Spout off with humpback whales at Ningaloo ReefWest Australia, Australia
If swimming with majestic humpback whales isn't on your bucket list, what are you thinking? Coming face to face with these enormous mammals, who range in length from 12 to 16 metres, is a surreal and transformative experience. And the best place to do it? Western Australia’s Ningaloo Marine Park, off the coast of Exmouth and Coral Bay.
The official whale swimming season kicks off on 1 August, when approximately 40,000 whales begin their migration along the coastline. At Ningaloo, you’ll swim so close to these gentle giants you’ll be able to count the barnacles on their backs. Watch on in awe as they spout, lunge, breach and slap the water with their fins. With qualified marine biologists on hand to instruct and guide your every move, it’s a safe and respectful environment to witness such an awesome spectacle.
While large numbers of whales migrate through Western Australia every June to November, you may be surprised to hear that interactions with humpbacks have only just been permitted. Ningaloo is already a renowned location for swimming with whale sharks, so the existing infrastructure and the fact the migration seasons run very close to each other (whale shark season is from April to July) has made it a wonderful spot for these marine encounters.
And did you know that male humpback whales produce a complex song that can last for up to 20 minutes? This is repeated for hours at a time with portions of the song audible to the human ear in the water. If that’s not enough to get you over to Ningaloo, we don’t know what is!
- Getting up close and personal with these gentle giants of the sea
- The opportunity to see whales breach, spout, launch and communicate
- Interacting with other marine creatures, including whale sharks, manta rays, turtles, dolphins, dugongs and sea birds
- If you can’t swim, this isn’t for you, although you can watch from the boat
Swim with whales on a tour with Live Ningaloo. It costs about $US375 for a swimmer and $US205 for an observer.

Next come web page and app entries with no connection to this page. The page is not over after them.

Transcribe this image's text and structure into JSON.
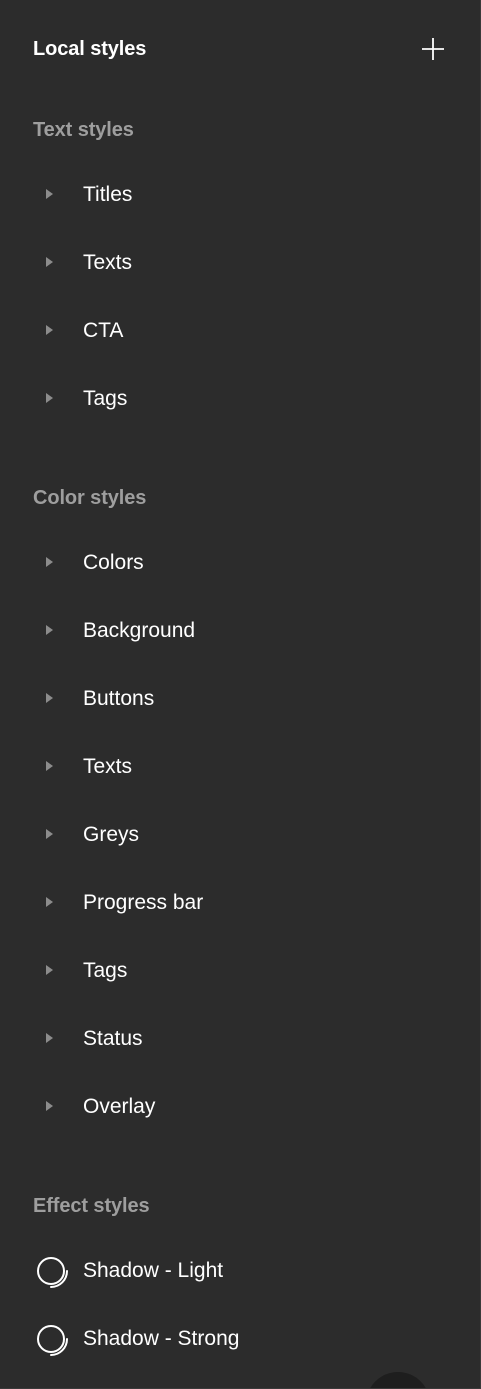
{
  "header": {
    "title": "Local styles",
    "add_icon": "plus-icon"
  },
  "text_styles": {
    "title": "Text styles",
    "items": [
      {
        "label": "Titles"
      },
      {
        "label": "Texts"
      },
      {
        "label": "CTA"
      },
      {
        "label": "Tags"
      }
    ]
  },
  "color_styles": {
    "title": "Color styles",
    "items": [
      {
        "label": "Colors"
      },
      {
        "label": "Background"
      },
      {
        "label": "Buttons"
      },
      {
        "label": "Texts"
      },
      {
        "label": "Greys"
      },
      {
        "label": "Progress bar"
      },
      {
        "label": "Tags"
      },
      {
        "label": "Status"
      },
      {
        "label": "Overlay"
      }
    ]
  },
  "effect_styles": {
    "title": "Effect styles",
    "items": [
      {
        "label": "Shadow - Light",
        "icon": "drop-shadow-icon"
      },
      {
        "label": "Shadow - Strong",
        "icon": "drop-shadow-icon"
      }
    ]
  },
  "colors": {
    "background": "#2c2c2c",
    "text_primary": "#ffffff",
    "text_secondary": "#9e9e9e",
    "caret": "#8c8c8c"
  }
}
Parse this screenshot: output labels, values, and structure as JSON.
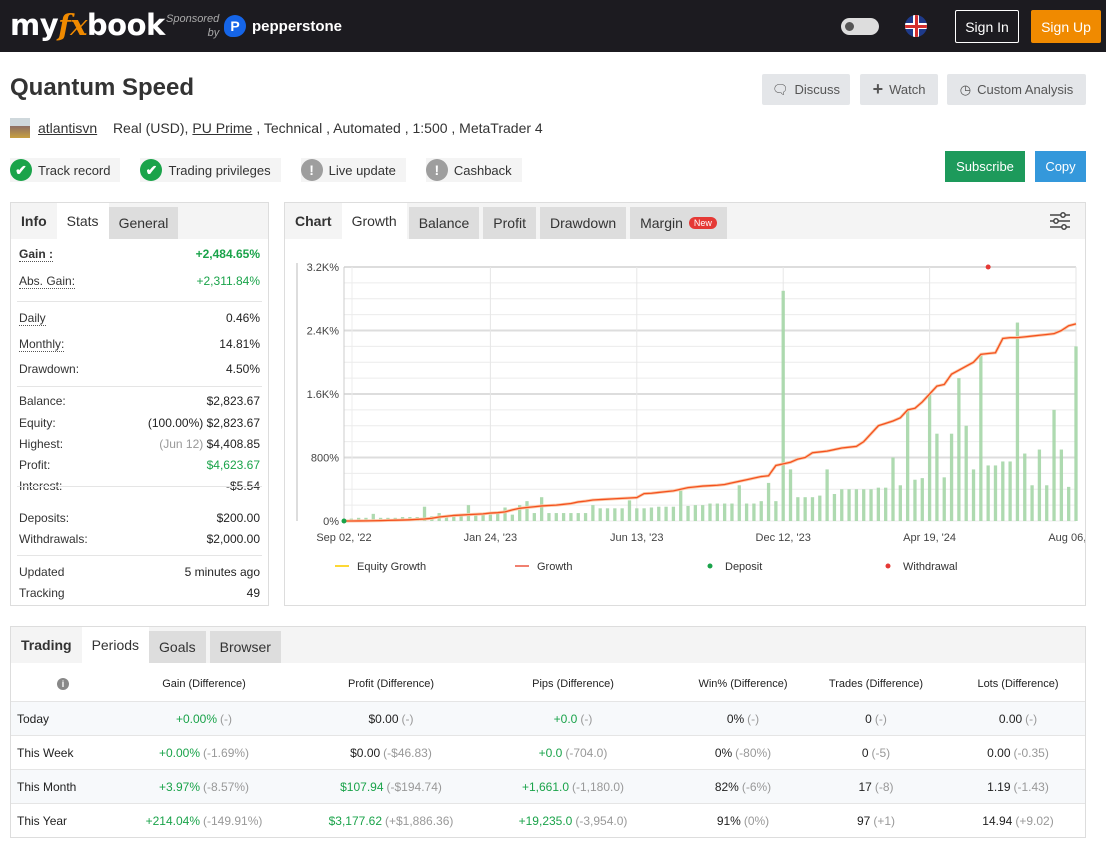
{
  "header": {
    "logo": {
      "pre": "my",
      "fx": "fx",
      "post": "book"
    },
    "sponsored_line1": "Sponsored",
    "sponsored_line2": "by",
    "sponsor": "pepperstone",
    "sign_in": "Sign In",
    "sign_up": "Sign Up",
    "theme_toggle_icon": "toggle-icon",
    "language_icon": "uk-flag-icon"
  },
  "title": "Quantum Speed",
  "meta": {
    "user": "atlantisvn",
    "account": "Real (USD),",
    "broker": "PU Prime",
    "rest": ", Technical , Automated , 1:500 , MetaTrader 4"
  },
  "badges": [
    {
      "label": "Track record",
      "status": "ok"
    },
    {
      "label": "Trading privileges",
      "status": "ok"
    },
    {
      "label": "Live update",
      "status": "warn"
    },
    {
      "label": "Cashback",
      "status": "warn"
    }
  ],
  "actions": {
    "discuss": "Discuss",
    "watch": "Watch",
    "custom": "Custom Analysis",
    "subscribe": "Subscribe",
    "copy": "Copy"
  },
  "colors": {
    "green": "#1aa34a",
    "accent": "#f08a00",
    "subscribe": "#1d9a5b",
    "copy": "#3498db",
    "growth": "#f4511e",
    "equity": "#fdd835",
    "bars": "#a5d6a7",
    "deposit": "#1aa34a",
    "withdrawal": "#e53935"
  },
  "stats": {
    "tabs": [
      "Info",
      "Stats",
      "General"
    ],
    "gain": {
      "k": "Gain :",
      "v": "+2,484.65%"
    },
    "abs_gain": {
      "k": "Abs. Gain:",
      "v": "+2,311.84%"
    },
    "daily": {
      "k": "Daily",
      "v": "0.46%"
    },
    "monthly": {
      "k": "Monthly:",
      "v": "14.81%"
    },
    "drawdown": {
      "k": "Drawdown:",
      "v": "4.50%"
    },
    "balance": {
      "k": "Balance:",
      "v": "$2,823.67"
    },
    "equity": {
      "k": "Equity:",
      "pre": "(100.00%)",
      "v": "$2,823.67"
    },
    "highest": {
      "k": "Highest:",
      "pre": "(Jun 12)",
      "v": "$4,408.85"
    },
    "profit": {
      "k": "Profit:",
      "v": "$4,623.67"
    },
    "interest": {
      "k": "Interest:",
      "v": "-$5.54"
    },
    "deposits": {
      "k": "Deposits:",
      "v": "$200.00"
    },
    "withdrawals": {
      "k": "Withdrawals:",
      "v": "$2,000.00"
    },
    "updated": {
      "k": "Updated",
      "v": "5 minutes ago"
    },
    "tracking": {
      "k": "Tracking",
      "v": "49"
    }
  },
  "chart_tabs": {
    "label": "Chart",
    "tabs": [
      "Growth",
      "Balance",
      "Profit",
      "Drawdown",
      "Margin"
    ],
    "new_badge": "New",
    "settings_icon": "sliders-icon"
  },
  "chart_data": {
    "type": "line",
    "ylim": [
      0,
      3200
    ],
    "y_ticks": [
      {
        "v": 0,
        "label": "0%"
      },
      {
        "v": 800,
        "label": "800%"
      },
      {
        "v": 1600,
        "label": "1.6K%"
      },
      {
        "v": 2400,
        "label": "2.4K%"
      },
      {
        "v": 3200,
        "label": "3.2K%"
      }
    ],
    "x_ticks": [
      {
        "i": 0,
        "label": "Sep 02, '22"
      },
      {
        "i": 20,
        "label": "Jan 24, '23"
      },
      {
        "i": 40,
        "label": "Jun 13, '23"
      },
      {
        "i": 60,
        "label": "Dec 12, '23"
      },
      {
        "i": 80,
        "label": "Apr 19, '24"
      },
      {
        "i": 100,
        "label": "Aug 06, '24"
      }
    ],
    "grid": true,
    "legend_position": "bottom",
    "series": [
      {
        "name": "Equity Growth",
        "color": "#fdd835"
      },
      {
        "name": "Growth",
        "color": "#f4511e",
        "values": [
          0,
          0,
          1,
          2,
          3,
          5,
          8,
          10,
          12,
          15,
          20,
          25,
          35,
          50,
          60,
          70,
          75,
          80,
          85,
          90,
          100,
          105,
          115,
          140,
          160,
          170,
          180,
          190,
          195,
          200,
          210,
          220,
          240,
          250,
          265,
          270,
          275,
          280,
          285,
          290,
          295,
          345,
          350,
          360,
          370,
          380,
          400,
          420,
          430,
          440,
          445,
          450,
          460,
          480,
          500,
          520,
          540,
          560,
          570,
          700,
          720,
          740,
          780,
          800,
          860,
          870,
          880,
          900,
          920,
          930,
          940,
          1000,
          1100,
          1200,
          1230,
          1260,
          1300,
          1400,
          1420,
          1500,
          1600,
          1700,
          1720,
          1850,
          1900,
          1950,
          2000,
          2100,
          2110,
          2120,
          2300,
          2310,
          2310,
          2320,
          2330,
          2340,
          2350,
          2360,
          2400,
          2460,
          2484
        ]
      },
      {
        "name": "Deposit",
        "color": "#1aa34a",
        "points": [
          {
            "i": 0,
            "v": 0
          }
        ]
      },
      {
        "name": "Withdrawal",
        "color": "#e53935",
        "points": [
          {
            "i": 88,
            "v": 3200
          }
        ]
      }
    ],
    "bars": [
      10,
      30,
      40,
      40,
      90,
      40,
      40,
      40,
      50,
      50,
      50,
      180,
      60,
      100,
      60,
      60,
      60,
      200,
      80,
      80,
      80,
      120,
      170,
      80,
      200,
      250,
      100,
      300,
      100,
      100,
      100,
      100,
      100,
      100,
      200,
      160,
      160,
      160,
      160,
      260,
      160,
      160,
      170,
      180,
      180,
      180,
      380,
      190,
      200,
      200,
      220,
      220,
      220,
      220,
      450,
      220,
      220,
      250,
      480,
      250,
      2900,
      650,
      300,
      300,
      300,
      320,
      650,
      340,
      400,
      400,
      400,
      400,
      400,
      420,
      420,
      800,
      450,
      1400,
      520,
      540,
      1600,
      1100,
      550,
      1100,
      1800,
      1200,
      650,
      2100,
      700,
      700,
      750,
      750,
      2500,
      850,
      450,
      900,
      450,
      1400,
      900,
      430,
      2200,
      200
    ]
  },
  "periods": {
    "tabs": [
      "Trading",
      "Periods",
      "Goals",
      "Browser"
    ],
    "info_icon": "info-icon",
    "columns": [
      "Gain (Difference)",
      "Profit (Difference)",
      "Pips (Difference)",
      "Win% (Difference)",
      "Trades (Difference)",
      "Lots (Difference)"
    ],
    "rows": [
      {
        "label": "Today",
        "cells": [
          [
            "+0.00%",
            "(-)"
          ],
          [
            "$0.00",
            "(-)"
          ],
          [
            "+0.0",
            "(-)"
          ],
          [
            "0%",
            "(-)"
          ],
          [
            "0",
            "(-)"
          ],
          [
            "0.00",
            "(-)"
          ]
        ]
      },
      {
        "label": "This Week",
        "cells": [
          [
            "+0.00%",
            "(-1.69%)"
          ],
          [
            "$0.00",
            "(-$46.83)"
          ],
          [
            "+0.0",
            "(-704.0)"
          ],
          [
            "0%",
            "(-80%)"
          ],
          [
            "0",
            "(-5)"
          ],
          [
            "0.00",
            "(-0.35)"
          ]
        ]
      },
      {
        "label": "This Month",
        "cells": [
          [
            "+3.97%",
            "(-8.57%)"
          ],
          [
            "$107.94",
            "(-$194.74)"
          ],
          [
            "+1,661.0",
            "(-1,180.0)"
          ],
          [
            "82%",
            "(-6%)"
          ],
          [
            "17",
            "(-8)"
          ],
          [
            "1.19",
            "(-1.43)"
          ]
        ]
      },
      {
        "label": "This Year",
        "cells": [
          [
            "+214.04%",
            "(-149.91%)"
          ],
          [
            "$3,177.62",
            "(+$1,886.36)"
          ],
          [
            "+19,235.0",
            "(-3,954.0)"
          ],
          [
            "91%",
            "(0%)"
          ],
          [
            "97",
            "(+1)"
          ],
          [
            "14.94",
            "(+9.02)"
          ]
        ]
      }
    ]
  }
}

You’ll need to be a reasonably confident swimmer, as you’ll be out in the open ocean with the whales battling strong currents and swell. You must also be able to snorkel.
Whale season runs from 1 August through to 30 September.